### LISTED ENTRIES
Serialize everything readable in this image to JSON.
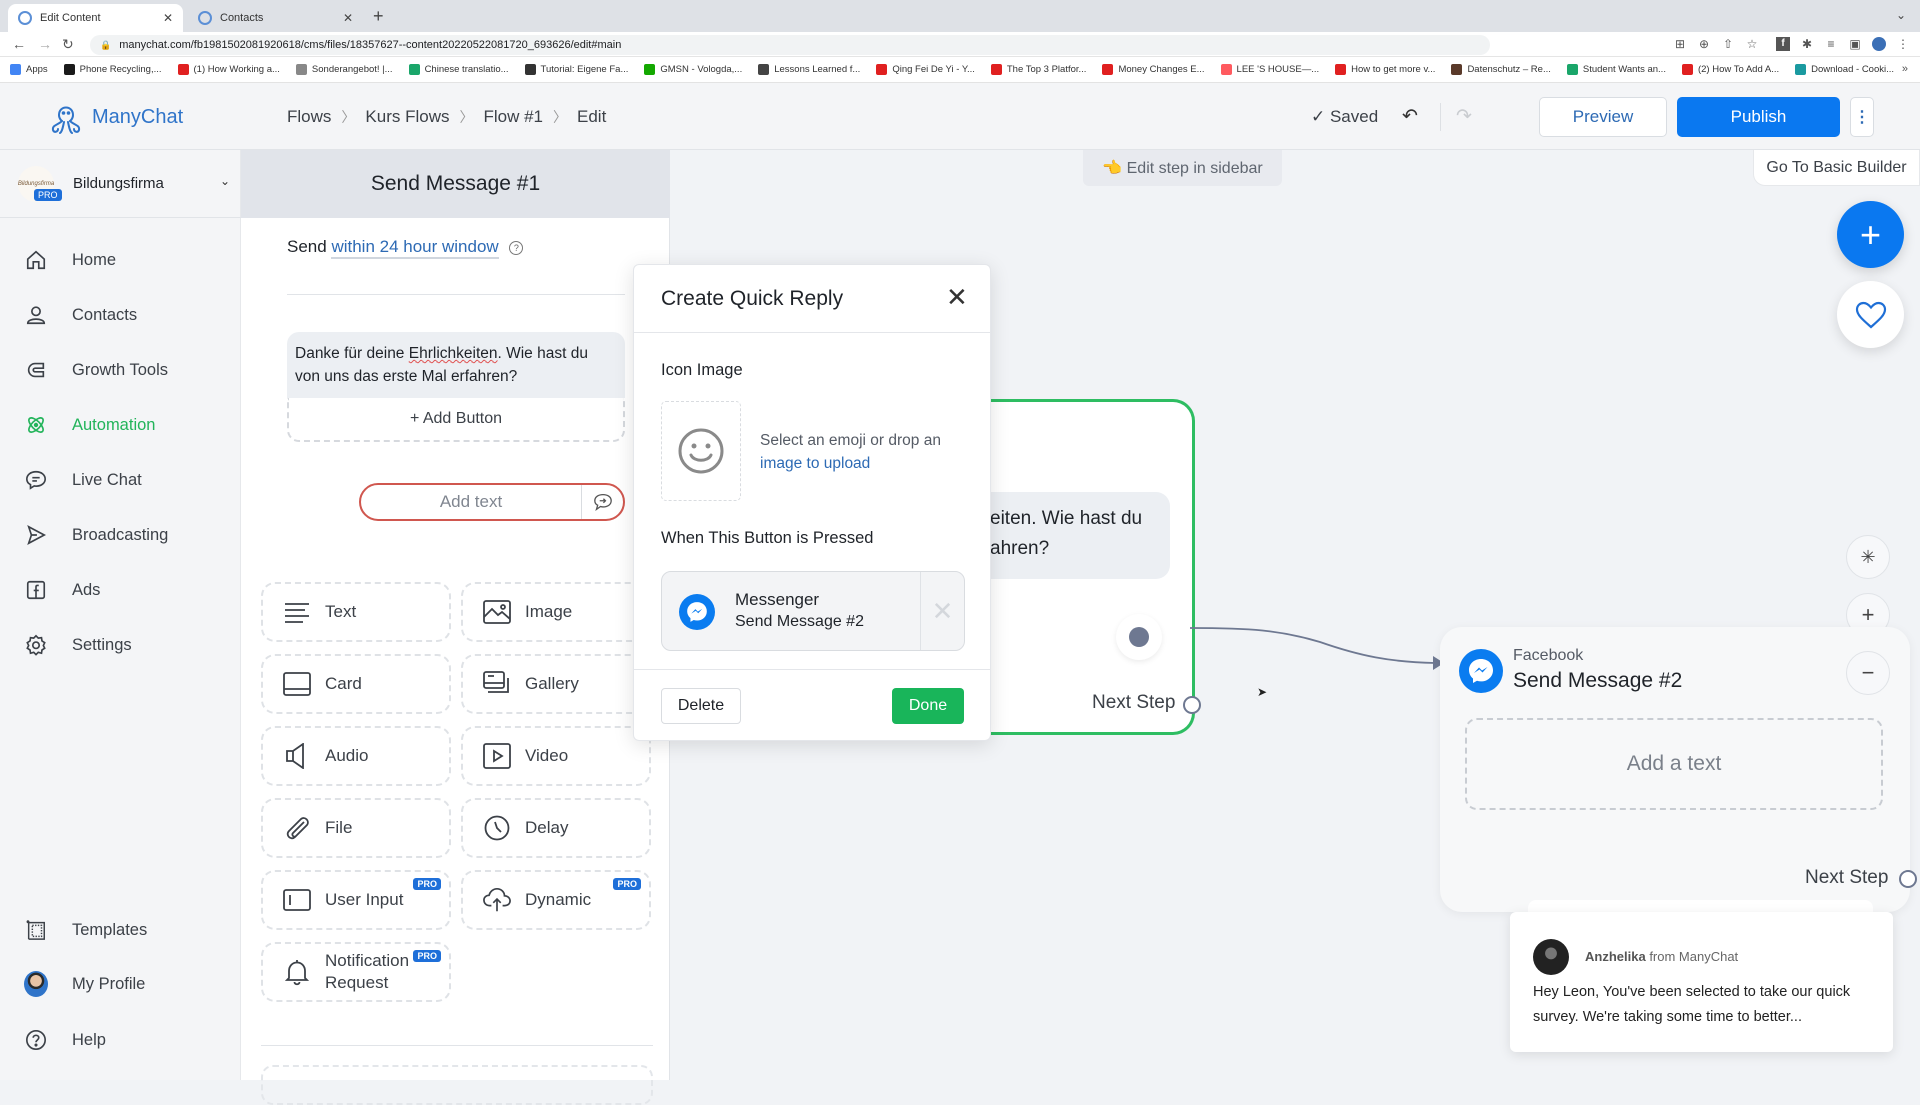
{
  "browser": {
    "tabs": [
      {
        "label": "Edit Content",
        "active": true
      },
      {
        "label": "Contacts",
        "active": false
      }
    ],
    "url": "manychat.com/fb198150208192061​8/cms/files/18357627--content20220522081720_693626/edit#main",
    "bookmarks": [
      {
        "label": "Apps",
        "color": "#4285f4"
      },
      {
        "label": "Phone Recycling,...",
        "color": "#1a1a1a"
      },
      {
        "label": "(1) How Working a...",
        "color": "#e02020"
      },
      {
        "label": "Sonderangebot! |...",
        "color": "#888888"
      },
      {
        "label": "Chinese translatio...",
        "color": "#1aa66a"
      },
      {
        "label": "Tutorial: Eigene Fa...",
        "color": "#333333"
      },
      {
        "label": "GMSN - Vologda,...",
        "color": "#14a800"
      },
      {
        "label": "Lessons Learned f...",
        "color": "#444444"
      },
      {
        "label": "Qing Fei De Yi - Y...",
        "color": "#e02020"
      },
      {
        "label": "The Top 3 Platfor...",
        "color": "#e02020"
      },
      {
        "label": "Money Changes E...",
        "color": "#e02020"
      },
      {
        "label": "LEE 'S HOUSE—...",
        "color": "#ff5a5f"
      },
      {
        "label": "How to get more v...",
        "color": "#e02020"
      },
      {
        "label": "Datenschutz – Re...",
        "color": "#5a3a2a"
      },
      {
        "label": "Student Wants an...",
        "color": "#1aa66a"
      },
      {
        "label": "(2) How To Add A...",
        "color": "#e02020"
      },
      {
        "label": "Download - Cooki...",
        "color": "#1a9aa0"
      }
    ],
    "bookmarks_more": "»"
  },
  "header": {
    "logo": "ManyChat",
    "breadcrumb": [
      "Flows",
      "Kurs Flows",
      "Flow #1",
      "Edit"
    ],
    "saved": "✓ Saved",
    "preview": "Preview",
    "publish": "Publish",
    "more": "⋮"
  },
  "sidebar": {
    "account": {
      "name": "Bildungsfirma",
      "badge": "PRO",
      "avatar_text": "Bildungsfirma"
    },
    "items": [
      {
        "label": "Home",
        "icon": "home-icon",
        "active": false
      },
      {
        "label": "Contacts",
        "icon": "user-icon",
        "active": false
      },
      {
        "label": "Growth Tools",
        "icon": "magnet-icon",
        "active": false
      },
      {
        "label": "Automation",
        "icon": "automation-icon",
        "active": true
      },
      {
        "label": "Live Chat",
        "icon": "chat-icon",
        "active": false
      },
      {
        "label": "Broadcasting",
        "icon": "send-icon",
        "active": false
      },
      {
        "label": "Ads",
        "icon": "facebook-icon",
        "active": false
      },
      {
        "label": "Settings",
        "icon": "gear-icon",
        "active": false
      }
    ],
    "bottom_items": [
      {
        "label": "Templates",
        "icon": "templates-icon"
      },
      {
        "label": "My Profile",
        "icon": "avatar"
      },
      {
        "label": "Help",
        "icon": "help-icon"
      }
    ]
  },
  "editor": {
    "title": "Send Message #1",
    "send_prefix": "Send",
    "send_window": "within 24 hour window",
    "message_part1": "Danke für deine ",
    "message_misspelled": "Ehrlichkeiten",
    "message_part2": ". Wie hast du von uns das erste Mal erfahren?",
    "add_button": "+ Add Button",
    "add_text": "Add text",
    "blocks": [
      {
        "label": "Text",
        "icon": "text-icon",
        "pro": false
      },
      {
        "label": "Image",
        "icon": "image-icon",
        "pro": false
      },
      {
        "label": "Card",
        "icon": "card-icon",
        "pro": false
      },
      {
        "label": "Gallery",
        "icon": "gallery-icon",
        "pro": false
      },
      {
        "label": "Audio",
        "icon": "audio-icon",
        "pro": false
      },
      {
        "label": "Video",
        "icon": "video-icon",
        "pro": false
      },
      {
        "label": "File",
        "icon": "paperclip-icon",
        "pro": false
      },
      {
        "label": "Delay",
        "icon": "clock-icon",
        "pro": false
      },
      {
        "label": "User Input",
        "icon": "input-icon",
        "pro": true
      },
      {
        "label": "Dynamic",
        "icon": "cloud-upload-icon",
        "pro": true
      },
      {
        "label": "Notification Request",
        "icon": "bell-icon",
        "pro": true
      }
    ],
    "pro_badge": "PRO"
  },
  "canvas": {
    "edit_step_tip": "👈 Edit step in sidebar",
    "basic_builder": "Go To Basic Builder",
    "node1": {
      "message_visible": "eiten. Wie hast du\nahren?",
      "next_step": "Next Step"
    },
    "node2": {
      "channel": "Facebook",
      "title": "Send Message #2",
      "add_text": "Add a text",
      "next_step": "Next Step"
    }
  },
  "modal": {
    "title": "Create Quick Reply",
    "icon_label": "Icon Image",
    "icon_hint": "Select an emoji or drop an",
    "icon_link": "image to upload",
    "pressed_label": "When This Button is Pressed",
    "action_channel": "Messenger",
    "action_target": "Send Message #2",
    "delete": "Delete",
    "done": "Done"
  },
  "chat_popup": {
    "sender": "Anzhelika",
    "from": "from ManyChat",
    "message": "Hey Leon,  You've been selected to take our quick survey. We're taking some time to better..."
  },
  "colors": {
    "accent_blue": "#0a78f0",
    "active_green": "#22b45a",
    "done_green": "#19b55a",
    "node_border": "#2ebd62",
    "pro_badge": "#1e6fd9"
  }
}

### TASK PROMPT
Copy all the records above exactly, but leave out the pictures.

### ANSWER TO THE EXERCISE
Serialize everything readable in this image to JSON.
{
  "browser": {
    "tabs": [
      {
        "label": "Edit Content",
        "active": true
      },
      {
        "label": "Contacts",
        "active": false
      }
    ],
    "url": "manychat.com/fb198150208192061​8/cms/files/18357627--content20220522081720_693626/edit#main",
    "bookmarks": [
      {
        "label": "Apps",
        "color": "#4285f4"
      },
      {
        "label": "Phone Recycling,...",
        "color": "#1a1a1a"
      },
      {
        "label": "(1) How Working a...",
        "color": "#e02020"
      },
      {
        "label": "Sonderangebot! |...",
        "color": "#888888"
      },
      {
        "label": "Chinese translatio...",
        "color": "#1aa66a"
      },
      {
        "label": "Tutorial: Eigene Fa...",
        "color": "#333333"
      },
      {
        "label": "GMSN - Vologda,...",
        "color": "#14a800"
      },
      {
        "label": "Lessons Learned f...",
        "color": "#444444"
      },
      {
        "label": "Qing Fei De Yi - Y...",
        "color": "#e02020"
      },
      {
        "label": "The Top 3 Platfor...",
        "color": "#e02020"
      },
      {
        "label": "Money Changes E...",
        "color": "#e02020"
      },
      {
        "label": "LEE 'S HOUSE—...",
        "color": "#ff5a5f"
      },
      {
        "label": "How to get more v...",
        "color": "#e02020"
      },
      {
        "label": "Datenschutz – Re...",
        "color": "#5a3a2a"
      },
      {
        "label": "Student Wants an...",
        "color": "#1aa66a"
      },
      {
        "label": "(2) How To Add A...",
        "color": "#e02020"
      },
      {
        "label": "Download - Cooki...",
        "color": "#1a9aa0"
      }
    ],
    "bookmarks_more": "»"
  },
  "header": {
    "logo": "ManyChat",
    "breadcrumb": [
      "Flows",
      "Kurs Flows",
      "Flow #1",
      "Edit"
    ],
    "saved": "✓ Saved",
    "preview": "Preview",
    "publish": "Publish",
    "more": "⋮"
  },
  "sidebar": {
    "account": {
      "name": "Bildungsfirma",
      "badge": "PRO",
      "avatar_text": "Bildungsfirma"
    },
    "items": [
      {
        "label": "Home",
        "icon": "home-icon",
        "active": false
      },
      {
        "label": "Contacts",
        "icon": "user-icon",
        "active": false
      },
      {
        "label": "Growth Tools",
        "icon": "magnet-icon",
        "active": false
      },
      {
        "label": "Automation",
        "icon": "automation-icon",
        "active": true
      },
      {
        "label": "Live Chat",
        "icon": "chat-icon",
        "active": false
      },
      {
        "label": "Broadcasting",
        "icon": "send-icon",
        "active": false
      },
      {
        "label": "Ads",
        "icon": "facebook-icon",
        "active": false
      },
      {
        "label": "Settings",
        "icon": "gear-icon",
        "active": false
      }
    ],
    "bottom_items": [
      {
        "label": "Templates",
        "icon": "templates-icon"
      },
      {
        "label": "My Profile",
        "icon": "avatar"
      },
      {
        "label": "Help",
        "icon": "help-icon"
      }
    ]
  },
  "editor": {
    "title": "Send Message #1",
    "send_prefix": "Send",
    "send_window": "within 24 hour window",
    "message_part1": "Danke für deine ",
    "message_misspelled": "Ehrlichkeiten",
    "message_part2": ". Wie hast du von uns das erste Mal erfahren?",
    "add_button": "+ Add Button",
    "add_text": "Add text",
    "blocks": [
      {
        "label": "Text",
        "icon": "text-icon",
        "pro": false
      },
      {
        "label": "Image",
        "icon": "image-icon",
        "pro": false
      },
      {
        "label": "Card",
        "icon": "card-icon",
        "pro": false
      },
      {
        "label": "Gallery",
        "icon": "gallery-icon",
        "pro": false
      },
      {
        "label": "Audio",
        "icon": "audio-icon",
        "pro": false
      },
      {
        "label": "Video",
        "icon": "video-icon",
        "pro": false
      },
      {
        "label": "File",
        "icon": "paperclip-icon",
        "pro": false
      },
      {
        "label": "Delay",
        "icon": "clock-icon",
        "pro": false
      },
      {
        "label": "User Input",
        "icon": "input-icon",
        "pro": true
      },
      {
        "label": "Dynamic",
        "icon": "cloud-upload-icon",
        "pro": true
      },
      {
        "label": "Notification Request",
        "icon": "bell-icon",
        "pro": true
      }
    ],
    "pro_badge": "PRO"
  },
  "canvas": {
    "edit_step_tip": "👈 Edit step in sidebar",
    "basic_builder": "Go To Basic Builder",
    "node1": {
      "message_visible": "eiten. Wie hast du\nahren?",
      "next_step": "Next Step"
    },
    "node2": {
      "channel": "Facebook",
      "title": "Send Message #2",
      "add_text": "Add a text",
      "next_step": "Next Step"
    }
  },
  "modal": {
    "title": "Create Quick Reply",
    "icon_label": "Icon Image",
    "icon_hint": "Select an emoji or drop an",
    "icon_link": "image to upload",
    "pressed_label": "When This Button is Pressed",
    "action_channel": "Messenger",
    "action_target": "Send Message #2",
    "delete": "Delete",
    "done": "Done"
  },
  "chat_popup": {
    "sender": "Anzhelika",
    "from": "from ManyChat",
    "message": "Hey Leon,  You've been selected to take our quick survey. We're taking some time to better..."
  },
  "colors": {
    "accent_blue": "#0a78f0",
    "active_green": "#22b45a",
    "done_green": "#19b55a",
    "node_border": "#2ebd62",
    "pro_badge": "#1e6fd9"
  }
}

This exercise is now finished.